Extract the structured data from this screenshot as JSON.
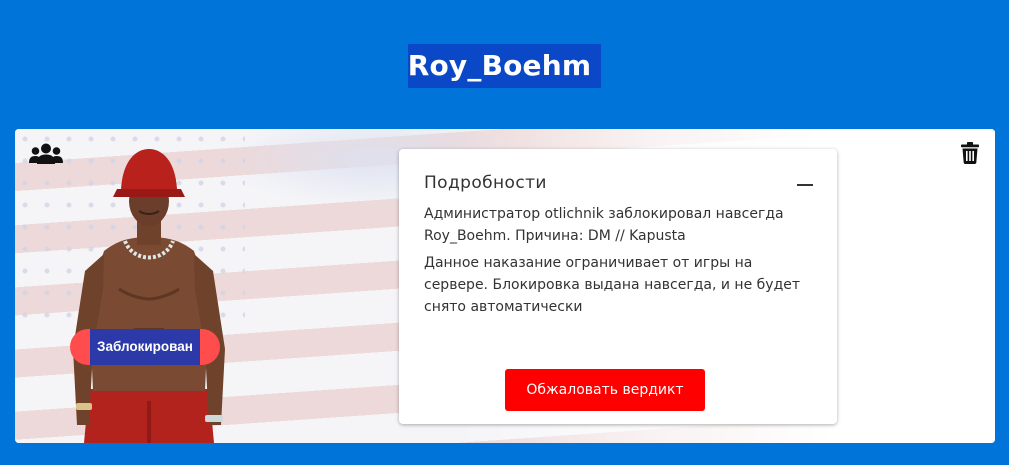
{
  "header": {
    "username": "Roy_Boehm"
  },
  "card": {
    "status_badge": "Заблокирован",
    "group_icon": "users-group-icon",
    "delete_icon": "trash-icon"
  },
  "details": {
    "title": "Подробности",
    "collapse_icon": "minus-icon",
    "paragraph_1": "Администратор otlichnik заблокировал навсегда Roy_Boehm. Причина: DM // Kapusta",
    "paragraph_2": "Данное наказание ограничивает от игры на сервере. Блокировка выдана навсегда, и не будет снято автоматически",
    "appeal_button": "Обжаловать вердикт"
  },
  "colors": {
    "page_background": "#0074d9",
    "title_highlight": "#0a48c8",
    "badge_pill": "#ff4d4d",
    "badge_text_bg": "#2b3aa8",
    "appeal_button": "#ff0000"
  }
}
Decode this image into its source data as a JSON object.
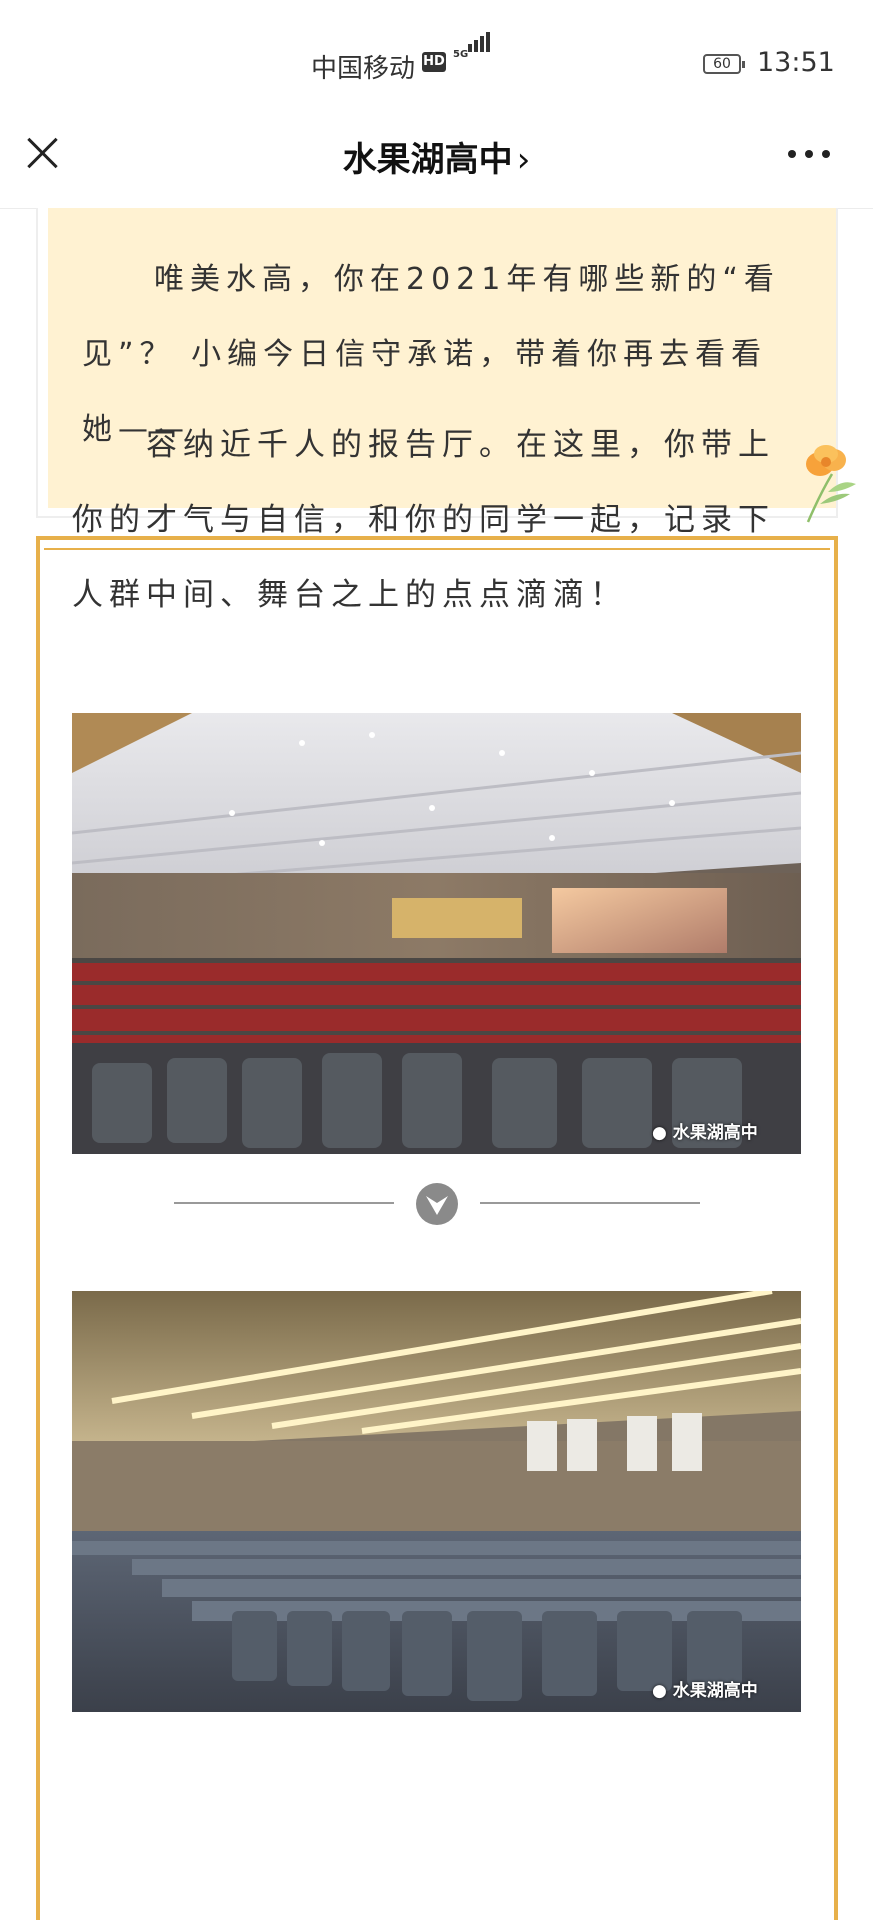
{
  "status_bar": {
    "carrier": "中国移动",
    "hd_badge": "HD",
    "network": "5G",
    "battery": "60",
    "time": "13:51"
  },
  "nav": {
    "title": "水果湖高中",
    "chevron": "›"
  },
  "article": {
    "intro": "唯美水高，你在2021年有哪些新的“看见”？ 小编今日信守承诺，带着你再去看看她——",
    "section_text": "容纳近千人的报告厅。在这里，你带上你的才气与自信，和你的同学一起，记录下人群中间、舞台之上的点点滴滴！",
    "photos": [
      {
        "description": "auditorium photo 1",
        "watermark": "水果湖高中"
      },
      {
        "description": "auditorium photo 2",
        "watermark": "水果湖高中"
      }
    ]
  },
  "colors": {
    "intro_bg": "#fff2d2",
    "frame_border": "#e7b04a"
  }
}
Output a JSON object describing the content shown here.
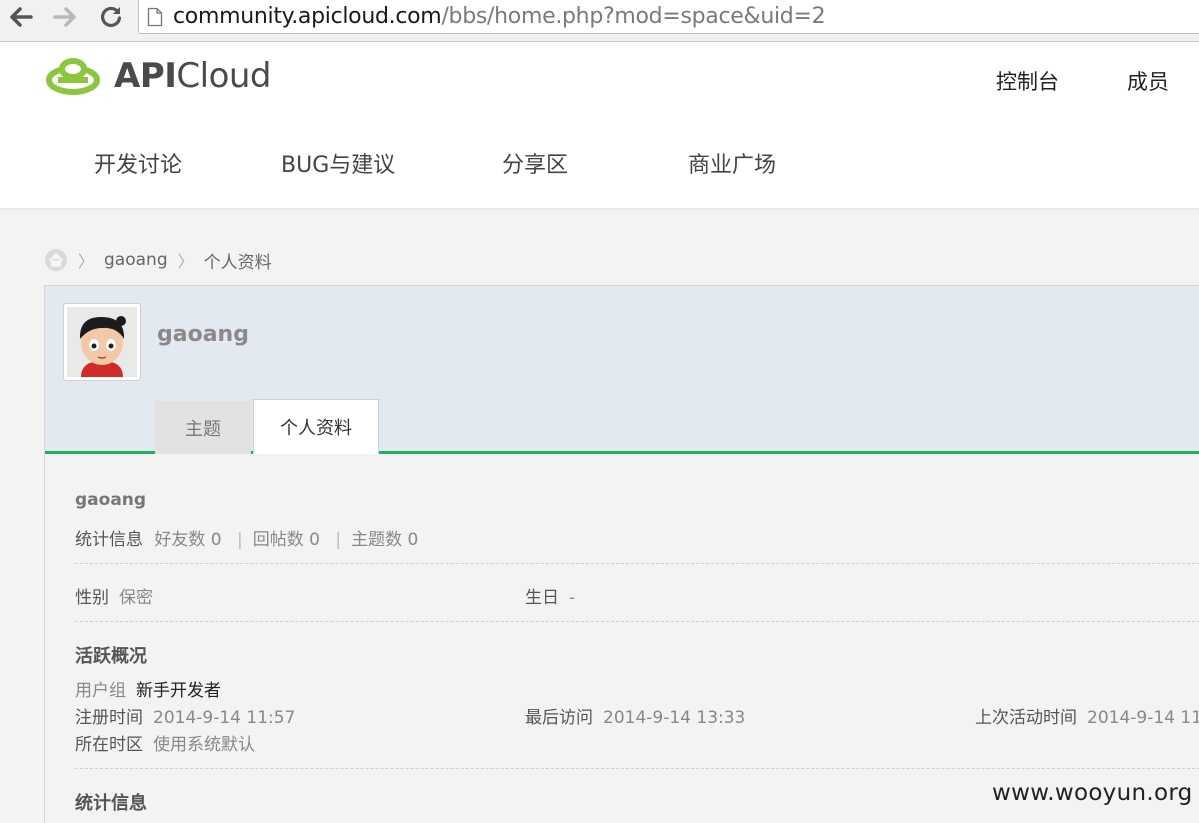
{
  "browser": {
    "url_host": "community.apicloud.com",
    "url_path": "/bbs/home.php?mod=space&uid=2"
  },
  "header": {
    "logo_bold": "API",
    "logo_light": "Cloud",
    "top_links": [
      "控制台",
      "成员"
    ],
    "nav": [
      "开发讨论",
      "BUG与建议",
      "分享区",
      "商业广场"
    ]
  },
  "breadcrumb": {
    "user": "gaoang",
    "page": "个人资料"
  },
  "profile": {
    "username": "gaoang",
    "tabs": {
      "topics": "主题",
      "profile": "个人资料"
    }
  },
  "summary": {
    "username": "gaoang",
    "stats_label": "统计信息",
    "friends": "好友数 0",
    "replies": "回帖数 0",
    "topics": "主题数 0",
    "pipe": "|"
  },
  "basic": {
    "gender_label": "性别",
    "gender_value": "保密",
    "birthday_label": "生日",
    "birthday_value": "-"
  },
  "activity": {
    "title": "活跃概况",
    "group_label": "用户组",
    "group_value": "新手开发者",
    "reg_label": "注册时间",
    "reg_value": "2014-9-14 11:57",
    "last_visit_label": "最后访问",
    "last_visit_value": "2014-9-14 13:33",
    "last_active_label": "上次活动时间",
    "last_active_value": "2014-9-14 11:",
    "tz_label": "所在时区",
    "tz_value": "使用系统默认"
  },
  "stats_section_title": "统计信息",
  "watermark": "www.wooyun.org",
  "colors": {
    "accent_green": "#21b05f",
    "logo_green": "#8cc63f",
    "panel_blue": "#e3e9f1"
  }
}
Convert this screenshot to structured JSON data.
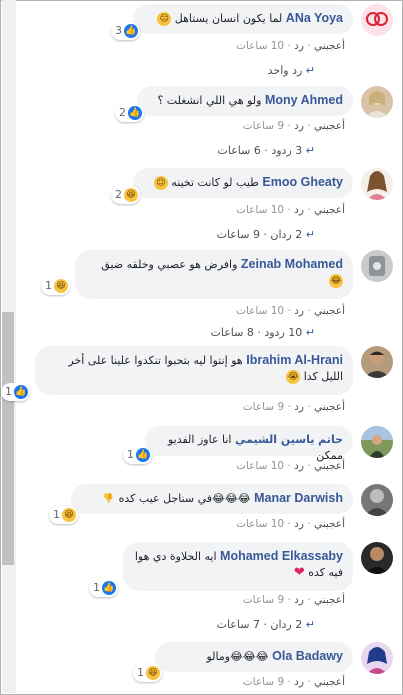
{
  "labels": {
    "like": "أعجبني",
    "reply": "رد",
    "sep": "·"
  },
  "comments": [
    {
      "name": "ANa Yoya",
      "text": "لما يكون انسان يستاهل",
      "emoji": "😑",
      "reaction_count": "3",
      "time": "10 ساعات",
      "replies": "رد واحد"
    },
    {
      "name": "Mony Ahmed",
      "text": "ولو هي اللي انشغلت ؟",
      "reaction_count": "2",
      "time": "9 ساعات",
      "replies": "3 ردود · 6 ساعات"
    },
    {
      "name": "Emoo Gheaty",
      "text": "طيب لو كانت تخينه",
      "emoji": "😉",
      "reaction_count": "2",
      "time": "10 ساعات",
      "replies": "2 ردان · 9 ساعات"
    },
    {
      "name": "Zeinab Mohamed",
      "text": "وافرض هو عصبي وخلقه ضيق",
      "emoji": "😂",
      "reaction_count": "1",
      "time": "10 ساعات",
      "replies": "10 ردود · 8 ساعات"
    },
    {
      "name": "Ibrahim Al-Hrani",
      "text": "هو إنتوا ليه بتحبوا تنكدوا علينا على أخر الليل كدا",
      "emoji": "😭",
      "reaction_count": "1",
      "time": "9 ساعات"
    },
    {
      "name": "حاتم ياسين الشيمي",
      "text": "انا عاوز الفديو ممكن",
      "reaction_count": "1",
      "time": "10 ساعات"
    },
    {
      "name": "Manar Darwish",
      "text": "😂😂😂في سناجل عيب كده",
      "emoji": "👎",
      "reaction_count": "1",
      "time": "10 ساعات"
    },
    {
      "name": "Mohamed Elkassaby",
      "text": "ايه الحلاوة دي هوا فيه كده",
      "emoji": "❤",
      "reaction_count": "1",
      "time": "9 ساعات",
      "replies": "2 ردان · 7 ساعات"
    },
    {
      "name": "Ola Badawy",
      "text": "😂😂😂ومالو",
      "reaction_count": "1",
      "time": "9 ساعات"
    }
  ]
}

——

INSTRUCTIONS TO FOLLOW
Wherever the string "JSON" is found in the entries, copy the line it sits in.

EXPECTED ANSWER
Extract the structured data from this screenshot as JSON.
Decode this image into its source data as a JSON object.
Output a JSON object describing the content shown here.
Convert this screenshot to structured JSON data.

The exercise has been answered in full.